Al Davis, the team’s late, legendary owner, was in the room. He immediately shot back with, “We’re the Raiders. We take what we want and let the competition worry about what we’re going to do.”
Today’s business organizations should consider a similar strategy. Unfortunately, too many obsess about what their competitors are doing instead of blazing their own path. Don’t get me wrong. You need to stay on top of who your rivals are and what they’re doing. You want to know how they’re challenging you and what deficiencies they present that can be challenged.
But you don’t want to focus on this activity at the expense of deploying your own innovative strategies. After all, you can’t control what your competitors announce or – in the communications industry – dictate what media outlets will provide them coverage. Many communications companies make knee-jerk reactions to competitor coverage or news. Instead of their own story ideas, pitches or news, these organizations get stuck behind other players in the market. With own strategy and initiatives, you can distinguish yourself from the crowd.
Take Apple. No, I won’t “pile on” here with the wealth of nice tributes in light of Steve Jobs’ passing this year, including our own. But what’s key here is that Jobs always followed his own instincts first, and monitored his rivals second. In an age of complex-looking devices that intimidated users – remember how complicated it was to program a VCR? – he came up with something as profoundly simplistic as the iPod. It was just one in a long line of breakthrough products that uniquely defined Apple products as the most user-friendly and intuitive ones.
Rather than following in the wake of your competitors news and momentum, create your own waves by identifying ways for your organization to challenge the market. We’re accomplishing this here at our hi tech PR agency in many ways – all of which have contributed to our recent recognition as “Great Place to Work” here in the D.C. region. When we sit down with a client to come up with a total communications strategy – which involves the full range of blogs, podcasts, releases, social-media engagement and a host of other services – we’re not simply trying to mimic our rivals’ moves. We’re tapping upon the wealth of internal expertise we have on hand and coming up with a custom approach suited for each clients’ individual needs, instead of a cookie-cutter approach.

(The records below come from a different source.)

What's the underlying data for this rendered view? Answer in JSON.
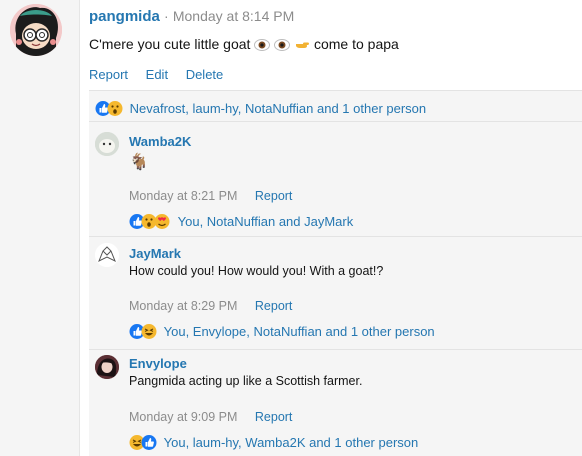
{
  "post": {
    "author": "pangmida",
    "separator": "·",
    "time": "Monday at 8:14 PM",
    "text_before": "C'mere you cute little goat ",
    "text_after": " come to papa",
    "emojis": [
      "eye-emoji",
      "eye-emoji",
      "pointing-hand-emoji"
    ],
    "actions": {
      "report": "Report",
      "edit": "Edit",
      "delete": "Delete"
    },
    "reactions": {
      "icons": [
        "like",
        "wow"
      ],
      "text": "Nevafrost, laum-hy, NotaNuffian and 1 other person"
    }
  },
  "replies": [
    {
      "author": "Wamba2K",
      "body": "🐐",
      "time": "Monday at 8:21 PM",
      "report": "Report",
      "reactions": {
        "icons": [
          "like",
          "wow",
          "love"
        ],
        "text": "You, NotaNuffian and JayMark"
      }
    },
    {
      "author": "JayMark",
      "body": "How could you! How would you! With a goat!?",
      "time": "Monday at 8:29 PM",
      "report": "Report",
      "reactions": {
        "icons": [
          "like",
          "haha"
        ],
        "text": "You, Envylope, NotaNuffian and 1 other person"
      }
    },
    {
      "author": "Envylope",
      "body": "Pangmida acting up like a Scottish farmer.",
      "time": "Monday at 9:09 PM",
      "report": "Report",
      "reactions": {
        "icons": [
          "haha",
          "like"
        ],
        "text": "You, laum-hy, Wamba2K and 1 other person"
      }
    }
  ],
  "colors": {
    "link": "#2577b1",
    "muted": "#8c8c8c",
    "panel": "#f5f5f5",
    "like": "#1877f2",
    "wow": "#f5b82e",
    "love": "#f02849"
  }
}
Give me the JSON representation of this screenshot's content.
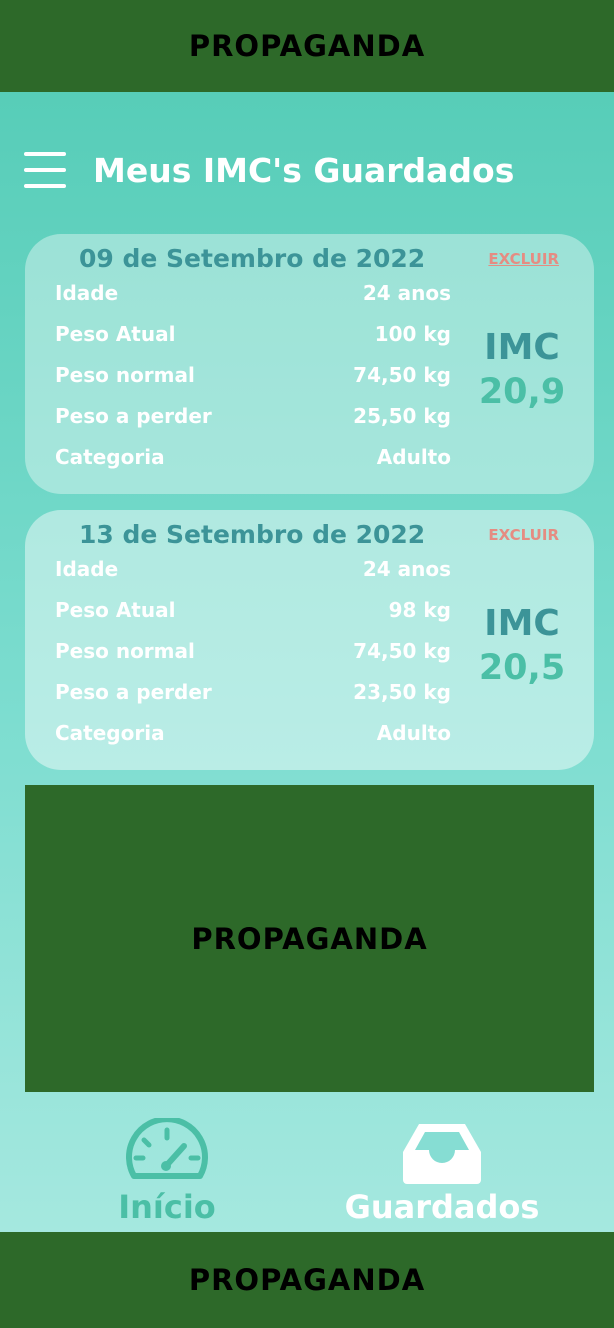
{
  "ads": {
    "top": "PROPAGANDA",
    "middle": "PROPAGANDA",
    "bottom": "PROPAGANDA"
  },
  "header": {
    "title": "Meus IMC's Guardados"
  },
  "records": [
    {
      "date": "09 de Setembro de 2022",
      "delete_label": "EXCLUIR",
      "rows": [
        {
          "label": "Idade",
          "value": "24 anos"
        },
        {
          "label": "Peso Atual",
          "value": "100 kg"
        },
        {
          "label": "Peso normal",
          "value": "74,50 kg"
        },
        {
          "label": "Peso a perder",
          "value": "25,50 kg"
        },
        {
          "label": "Categoria",
          "value": "Adulto"
        }
      ],
      "imc_label": "IMC",
      "imc_value": "20,9"
    },
    {
      "date": "13 de Setembro de 2022",
      "delete_label": "EXCLUIR",
      "rows": [
        {
          "label": "Idade",
          "value": "24 anos"
        },
        {
          "label": "Peso Atual",
          "value": "98 kg"
        },
        {
          "label": "Peso normal",
          "value": "74,50 kg"
        },
        {
          "label": "Peso a perder",
          "value": "23,50 kg"
        },
        {
          "label": "Categoria",
          "value": "Adulto"
        }
      ],
      "imc_label": "IMC",
      "imc_value": "20,5"
    }
  ],
  "nav": {
    "home": {
      "label": "Início",
      "icon": "speedometer-icon"
    },
    "saved": {
      "label": "Guardados",
      "icon": "inbox-icon"
    }
  },
  "colors": {
    "ad_green": "#2d6929",
    "teal_dark": "#3c9498",
    "teal_accent": "#4bbfa6",
    "delete_red": "#e58c82"
  }
}
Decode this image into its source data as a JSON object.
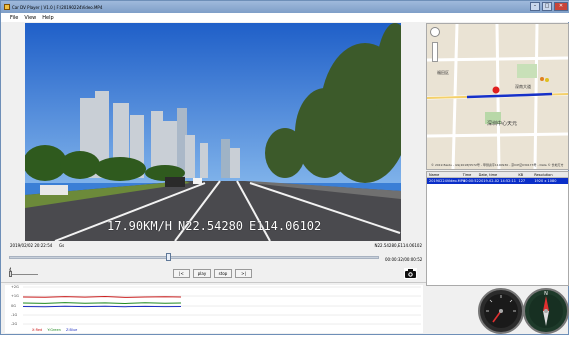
{
  "window": {
    "title": "Car DV Player | V1.0 | F:\\20190224Video.MP4"
  },
  "menu": [
    "File",
    "View",
    "Help"
  ],
  "video": {
    "speed": "17.90KM/H",
    "lat": "N22.54280",
    "lon": "E114.06102"
  },
  "status": {
    "datetime": "2019/02/02 20:22:54",
    "gsensor": "Gs",
    "coords": "N22.54280,E114.06102",
    "time": "00:00:32/00:00:52"
  },
  "controls": {
    "prev": "|<",
    "play": "play",
    "stop": "stop",
    "next": ">|",
    "volume_level": "4"
  },
  "chart": {
    "y_labels": [
      "+2G",
      "+1G",
      "0G",
      "-1G",
      "-2G"
    ],
    "legend": [
      "X:Red",
      "Y:Green",
      "Z:Blue"
    ]
  },
  "map": {
    "labels": [
      "深圳中心天元",
      "深南大道",
      "福田区"
    ],
    "footer": "© 2019 Baidu - GS(2018)5572号 - 甲测资字1100930 - 京ICP证030173号 - Data © 长地万方"
  },
  "table": {
    "headers": [
      "Name",
      "Time",
      "Date, time",
      "KB",
      "Resolution"
    ],
    "rows": [
      [
        "20190224Video.MP4",
        "00:00:52",
        "2019-02-02 14:52:11",
        "127",
        "1920 x 1080"
      ]
    ]
  },
  "colors": {
    "titlebar": "#8aa9d4",
    "selection": "#0a2ec8",
    "x_series": "#cc2020",
    "y_series": "#208a20",
    "z_series": "#2030c0"
  }
}
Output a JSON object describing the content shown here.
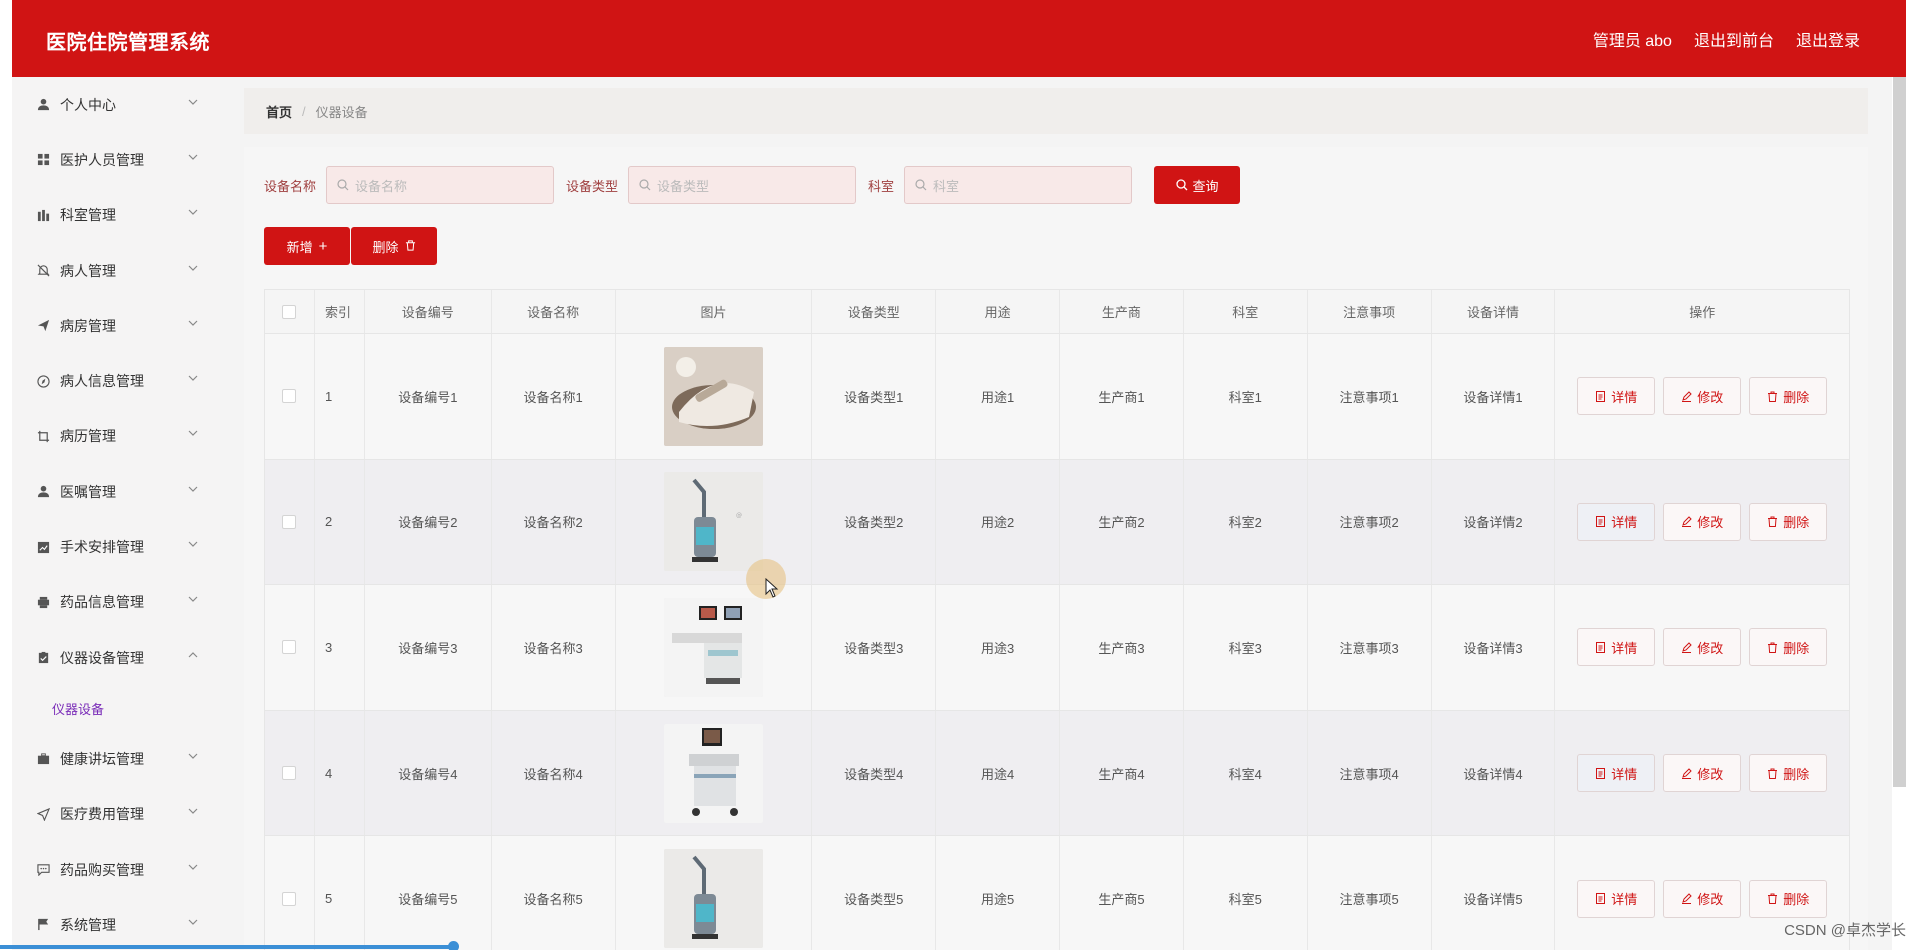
{
  "header": {
    "title": "医院住院管理系统",
    "admin": "管理员 abo",
    "to_front": "退出到前台",
    "logout": "退出登录"
  },
  "sidebar": {
    "items": [
      {
        "label": "个人中心",
        "icon": "user-icon"
      },
      {
        "label": "医护人员管理",
        "icon": "grid-icon"
      },
      {
        "label": "科室管理",
        "icon": "bars-icon"
      },
      {
        "label": "病人管理",
        "icon": "bell-off-icon"
      },
      {
        "label": "病房管理",
        "icon": "send-icon"
      },
      {
        "label": "病人信息管理",
        "icon": "compass-icon"
      },
      {
        "label": "病历管理",
        "icon": "crop-icon"
      },
      {
        "label": "医嘱管理",
        "icon": "user-icon"
      },
      {
        "label": "手术安排管理",
        "icon": "chart-icon"
      },
      {
        "label": "药品信息管理",
        "icon": "printer-icon"
      },
      {
        "label": "仪器设备管理",
        "icon": "clipboard-icon"
      },
      {
        "label": "健康讲坛管理",
        "icon": "briefcase-icon"
      },
      {
        "label": "医疗费用管理",
        "icon": "navigate-icon"
      },
      {
        "label": "药品购买管理",
        "icon": "message-icon"
      },
      {
        "label": "系统管理",
        "icon": "flag-icon"
      }
    ],
    "sub_item": "仪器设备"
  },
  "breadcrumb": {
    "home": "首页",
    "sep": "/",
    "current": "仪器设备"
  },
  "search": {
    "name_label": "设备名称",
    "name_placeholder": "设备名称",
    "type_label": "设备类型",
    "type_placeholder": "设备类型",
    "dept_label": "科室",
    "dept_placeholder": "科室",
    "query_label": "查询"
  },
  "actions": {
    "add_label": "新增",
    "delete_label": "删除"
  },
  "table": {
    "headers": [
      "索引",
      "设备编号",
      "设备名称",
      "图片",
      "设备类型",
      "用途",
      "生产商",
      "科室",
      "注意事项",
      "设备详情",
      "操作"
    ],
    "rows": [
      {
        "idx": "1",
        "no": "设备编号1",
        "name": "设备名称1",
        "type": "设备类型1",
        "use": "用途1",
        "mfr": "生产商1",
        "dept": "科室1",
        "note": "注意事项1",
        "detail": "设备详情1"
      },
      {
        "idx": "2",
        "no": "设备编号2",
        "name": "设备名称2",
        "type": "设备类型2",
        "use": "用途2",
        "mfr": "生产商2",
        "dept": "科室2",
        "note": "注意事项2",
        "detail": "设备详情2"
      },
      {
        "idx": "3",
        "no": "设备编号3",
        "name": "设备名称3",
        "type": "设备类型3",
        "use": "用途3",
        "mfr": "生产商3",
        "dept": "科室3",
        "note": "注意事项3",
        "detail": "设备详情3"
      },
      {
        "idx": "4",
        "no": "设备编号4",
        "name": "设备名称4",
        "type": "设备类型4",
        "use": "用途4",
        "mfr": "生产商4",
        "dept": "科室4",
        "note": "注意事项4",
        "detail": "设备详情4"
      },
      {
        "idx": "5",
        "no": "设备编号5",
        "name": "设备名称5",
        "type": "设备类型5",
        "use": "用途5",
        "mfr": "生产商5",
        "dept": "科室5",
        "note": "注意事项5",
        "detail": "设备详情5"
      }
    ],
    "op_detail": "详情",
    "op_edit": "修改",
    "op_delete": "删除"
  },
  "watermark": "CSDN @卓杰学长",
  "colors": {
    "brand": "#d01414",
    "sub_item": "#7a2cb8"
  }
}
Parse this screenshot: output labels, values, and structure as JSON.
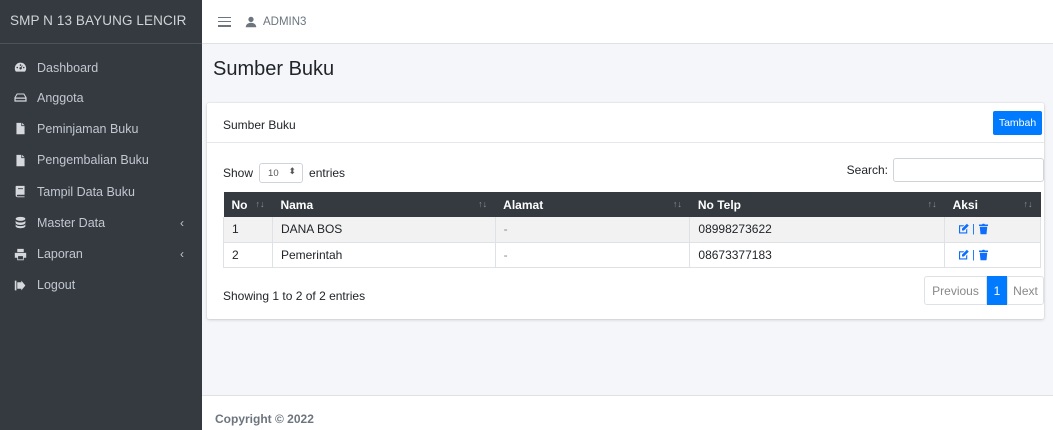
{
  "brand": "SMP N 13 BAYUNG LENCIR",
  "sidebar": {
    "items": [
      {
        "label": "Dashboard",
        "icon": "tachometer-icon"
      },
      {
        "label": "Anggota",
        "icon": "hdd-icon"
      },
      {
        "label": "Peminjaman Buku",
        "icon": "file-icon"
      },
      {
        "label": "Pengembalian Buku",
        "icon": "file-icon"
      },
      {
        "label": "Tampil Data Buku",
        "icon": "book-icon"
      },
      {
        "label": "Master Data",
        "icon": "database-icon",
        "chevron": "‹"
      },
      {
        "label": "Laporan",
        "icon": "print-icon",
        "chevron": "‹"
      },
      {
        "label": "Logout",
        "icon": "sign-out-icon"
      }
    ]
  },
  "topbar": {
    "user": "ADMIN3"
  },
  "page": {
    "title": "Sumber Buku"
  },
  "card": {
    "title": "Sumber Buku",
    "add_button": "Tambah",
    "show_label": "Show",
    "entries_value": "10",
    "entries_label": "entries",
    "search_label": "Search:",
    "search_value": ""
  },
  "table": {
    "columns": [
      "No",
      "Nama",
      "Alamat",
      "No Telp",
      "Aksi"
    ],
    "rows": [
      {
        "no": "1",
        "nama": "DANA BOS",
        "alamat": "-",
        "telp": "08998273622"
      },
      {
        "no": "2",
        "nama": "Pemerintah",
        "alamat": "-",
        "telp": "08673377183"
      }
    ]
  },
  "info": "Showing 1 to 2 of 2 entries",
  "pagination": {
    "previous": "Previous",
    "page": "1",
    "next": "Next"
  },
  "footer": "Copyright © 2022",
  "colors": {
    "sidebar": "#343a40",
    "primary": "#007bff",
    "table_header": "#343a40"
  }
}
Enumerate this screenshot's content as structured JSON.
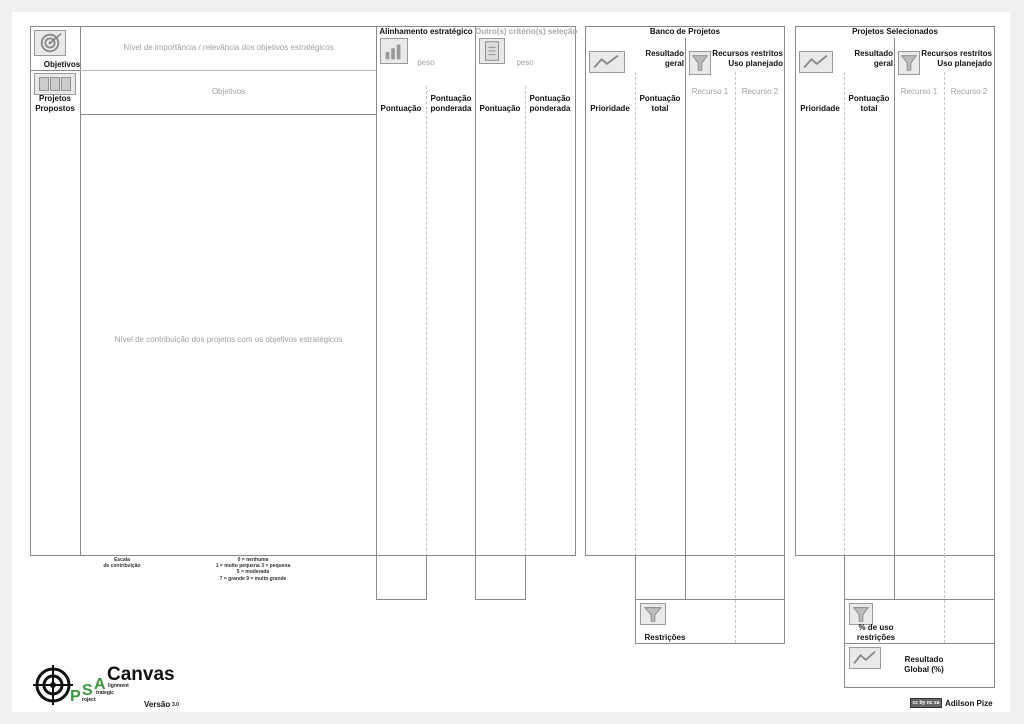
{
  "objetivos_block": {
    "importancia_hint": "Nível de importância / relevância dos objetivos estratégicos",
    "objetivos_label": "Objetivos",
    "objetivos_hint": "Objetivos",
    "projetos_label_1": "Projetos",
    "projetos_label_2": "Propostos",
    "contribuicao_hint": "Nível de contribuição dos projetos com os objetivos estratégicos"
  },
  "alinhamento": {
    "title": "Alinhamento estratégico",
    "peso": "peso",
    "pontuacao": "Pontuação",
    "ponderada_1": "Pontuação",
    "ponderada_2": "ponderada"
  },
  "outros": {
    "title": "Outro(s) critério(s) seleção",
    "peso": "peso",
    "pontuacao": "Pontuação",
    "ponderada_1": "Pontuação",
    "ponderada_2": "ponderada"
  },
  "banco": {
    "title": "Banco de Projetos",
    "resultado_1": "Resultado",
    "resultado_2": "geral",
    "recursos_1": "Recursos restritos",
    "recursos_2": "Uso planejado",
    "prioridade": "Prioridade",
    "total_1": "Pontuação",
    "total_2": "total",
    "recurso1": "Recurso 1",
    "recurso2": "Recurso 2",
    "restricoes": "Restrições"
  },
  "selecionados": {
    "title": "Projetos Selecionados",
    "resultado_1": "Resultado",
    "resultado_2": "geral",
    "recursos_1": "Recursos restritos",
    "recursos_2": "Uso planejado",
    "prioridade": "Prioridade",
    "total_1": "Pontuação",
    "total_2": "total",
    "recurso1": "Recurso 1",
    "recurso2": "Recurso 2",
    "uso_1": "% de uso",
    "uso_2": "restrições",
    "global_1": "Resultado",
    "global_2": "Global (%)"
  },
  "escala": {
    "title_1": "Escala",
    "title_2": "de contribuição",
    "line1": "0 = nenhuma",
    "line2": "1 = muito pequena      3 = pequena",
    "line3": "5 = moderada",
    "line4": "7 = grande    9 = muito grande"
  },
  "logo": {
    "canvas": "Canvas",
    "p": "P",
    "s": "S",
    "a": "A",
    "alignment": "lignment",
    "strategic": "trategic",
    "project": "roject",
    "versao": "Versão",
    "versao_num": "3.0"
  },
  "footer": {
    "license": "cc by nc sa",
    "author": "Adilson Pize"
  },
  "colors": {
    "brand_green": "#3a9a3a",
    "border": "#8a8a8a",
    "hint_grey": "#a9a9a9"
  }
}
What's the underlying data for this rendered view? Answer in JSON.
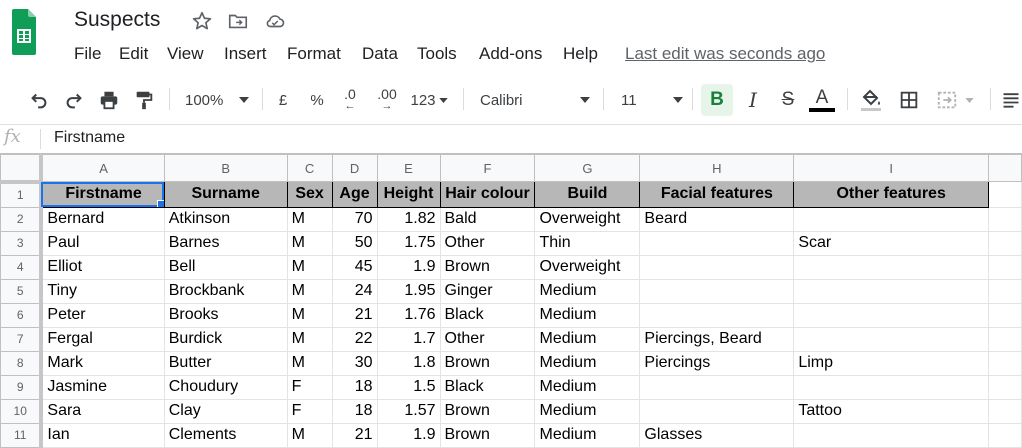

After all, in our industry, you want to establish clients as influential thought leaders, not followers. The surest way to do that is to create new paths instead of duplicating those taken by others.
Joyson Cherian is an account director at W2 Communications.